A word of advice to the Blagojeviches: whatever you do, don't get a divorce.
An Illinois law dating to the 1960s may help protect the state's foul-mouthed first lady as the federal government proceeds with its investigation and prosecution of her husband, Gov. Rod Blagojevich.
Illinois penal code bars Patricia Blagojevich from testifying against her husband about "any conversation [held] between them during marriage," a result of a "marital privilege" law that keeps the content of their contact private, just as conversations between a priest and penitent are off the books.
"Mrs. Blagojevich cannot be compelled to testify against the governor without his consent," said Judge Andrew Napolitano, senior legal analyst for FOX News. "So very little purpose could be used in squeezing her" -- pressing charges against her in an attempt to get to her husband.
U.S. attorneys charged Gov. Blagojevich with corruption Tuesday. FBI agents arrested him at his home in Chicago for allegedly trying to sell President-elect Barack Obama's vacant U.S. Senate seat. Federal courts would honor the Illinois state law on spousal privilege if they bring a case to trial.
Phone taps captured the governor "conspiring to sell the Senate seat in exchange for" -- among other things -- "his wife's placement on paid corporate boards," where she would receive at least $150,000 a year, according to the criminal complaint filed by U.S. attorneys.
Patricia Blagojevich was mentioned 19 times in the federal file. And though she may not want to squawk, she's already said more than a mouthful.
On Nov. 10, the complaint alleges, Patricia Blagojevich participated in a two-hour conference call with her husband and others as they discussed ways to profit from appointing Obama's replacement in the U.S. Senate, and the means of hiding evidence of a "pay-for-play" scheme.

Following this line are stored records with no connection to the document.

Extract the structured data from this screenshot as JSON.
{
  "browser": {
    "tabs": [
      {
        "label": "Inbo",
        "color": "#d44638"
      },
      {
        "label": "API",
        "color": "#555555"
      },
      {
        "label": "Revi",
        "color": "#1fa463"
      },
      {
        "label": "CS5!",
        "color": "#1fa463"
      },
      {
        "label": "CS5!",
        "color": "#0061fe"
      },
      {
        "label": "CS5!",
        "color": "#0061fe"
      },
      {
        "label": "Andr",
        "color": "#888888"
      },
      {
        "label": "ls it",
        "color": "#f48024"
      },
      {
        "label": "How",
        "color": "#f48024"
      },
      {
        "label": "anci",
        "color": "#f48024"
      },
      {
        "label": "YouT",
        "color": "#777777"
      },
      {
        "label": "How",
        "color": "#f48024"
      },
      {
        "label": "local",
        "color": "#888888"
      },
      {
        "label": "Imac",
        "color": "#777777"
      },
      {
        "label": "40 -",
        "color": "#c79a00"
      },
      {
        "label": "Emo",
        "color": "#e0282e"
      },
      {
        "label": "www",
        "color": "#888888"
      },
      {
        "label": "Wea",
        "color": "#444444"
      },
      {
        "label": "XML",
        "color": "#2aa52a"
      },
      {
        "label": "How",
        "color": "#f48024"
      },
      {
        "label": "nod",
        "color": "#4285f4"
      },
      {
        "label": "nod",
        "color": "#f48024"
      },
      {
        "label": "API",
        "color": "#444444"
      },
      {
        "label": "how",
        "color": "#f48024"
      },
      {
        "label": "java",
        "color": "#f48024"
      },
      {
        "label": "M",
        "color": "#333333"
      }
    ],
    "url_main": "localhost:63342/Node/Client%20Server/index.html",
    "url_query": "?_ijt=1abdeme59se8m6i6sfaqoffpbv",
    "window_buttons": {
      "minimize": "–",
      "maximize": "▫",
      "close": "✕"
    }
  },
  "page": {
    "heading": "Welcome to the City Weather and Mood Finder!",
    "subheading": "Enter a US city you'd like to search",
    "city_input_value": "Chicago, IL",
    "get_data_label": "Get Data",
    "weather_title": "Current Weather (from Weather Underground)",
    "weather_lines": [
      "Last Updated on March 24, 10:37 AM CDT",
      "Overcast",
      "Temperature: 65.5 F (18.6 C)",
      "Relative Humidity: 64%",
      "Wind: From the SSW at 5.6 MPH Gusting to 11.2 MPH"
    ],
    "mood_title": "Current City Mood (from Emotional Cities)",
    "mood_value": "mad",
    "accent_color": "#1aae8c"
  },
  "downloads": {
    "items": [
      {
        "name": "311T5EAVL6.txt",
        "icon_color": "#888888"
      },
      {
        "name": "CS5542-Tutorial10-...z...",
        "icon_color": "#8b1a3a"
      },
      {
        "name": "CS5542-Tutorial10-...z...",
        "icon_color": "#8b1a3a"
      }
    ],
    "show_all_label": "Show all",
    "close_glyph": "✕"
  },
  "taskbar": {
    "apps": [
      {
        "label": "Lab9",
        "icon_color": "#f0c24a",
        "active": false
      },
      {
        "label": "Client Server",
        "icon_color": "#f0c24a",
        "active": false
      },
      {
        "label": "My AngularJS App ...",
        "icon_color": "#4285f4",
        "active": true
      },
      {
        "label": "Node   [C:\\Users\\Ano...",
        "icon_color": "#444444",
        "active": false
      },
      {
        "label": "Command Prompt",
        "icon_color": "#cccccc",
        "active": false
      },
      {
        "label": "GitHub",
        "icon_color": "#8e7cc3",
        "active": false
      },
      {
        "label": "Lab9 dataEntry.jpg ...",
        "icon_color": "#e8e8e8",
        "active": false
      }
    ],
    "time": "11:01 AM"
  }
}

The first lady also allegedly got on the phone on Nov. 3 as her husband spoke with someone identified as "Deputy Governor A," and suggested pressuring the owners of the Chicago Tribune to "just fire" the authors of an editorial that had criticized the governor.
As the Tribune Company prepared to declare bankruptcy and sought assistance in selling major assets like Wrigley Field and the Chicago Cubs, the first lady was overheard on the call telling her husband to "hold up that f---ing Cubs s---. ... F--- them," according to the complaint.
U.S. Attorney Patrick Fitzgerald refused to comment on other possible players in the alleged scheme. "I'm not going to comment on anyone not charged," he said. But federal officials have suggested that Patricia Blagojevich and others involved in the taped phone calls would be looked at as part of a continuing investigation.
Despite Illinois protections, defense attorneys say, the first lady may not be in the clear if she becomes a target of the federal investigation herself as one of those "conspiring" in the sale.
Marital privilege "means she's insulated from testifying against her husband, but that doesn't mean they won't go after her ... if she was aiding and abetting anything he was doing," said Mickey Sherman, a criminal defense attorney in New York.
"The best thing she's got going for her is the prosecution may not want to appear mean-spirited by focusing on the governor's wife," he said. "Why go after the mother of two kids when you're really after the governor?"
As the U.S. attorneys continue their investigation of the alleged pay-for-play scheme, the closer Mrs. Blagojevich stays to the lightning Rod, the safer both of them may be: spousal privilege is revoked if the marriage is ended.
Tune into FOX News' hour-long special on the Blagojevich scandal "Pay to Play: The Chicago Way," hosted by Greta Van Susteren, Saturday and Sunday at 9 p.m. EST.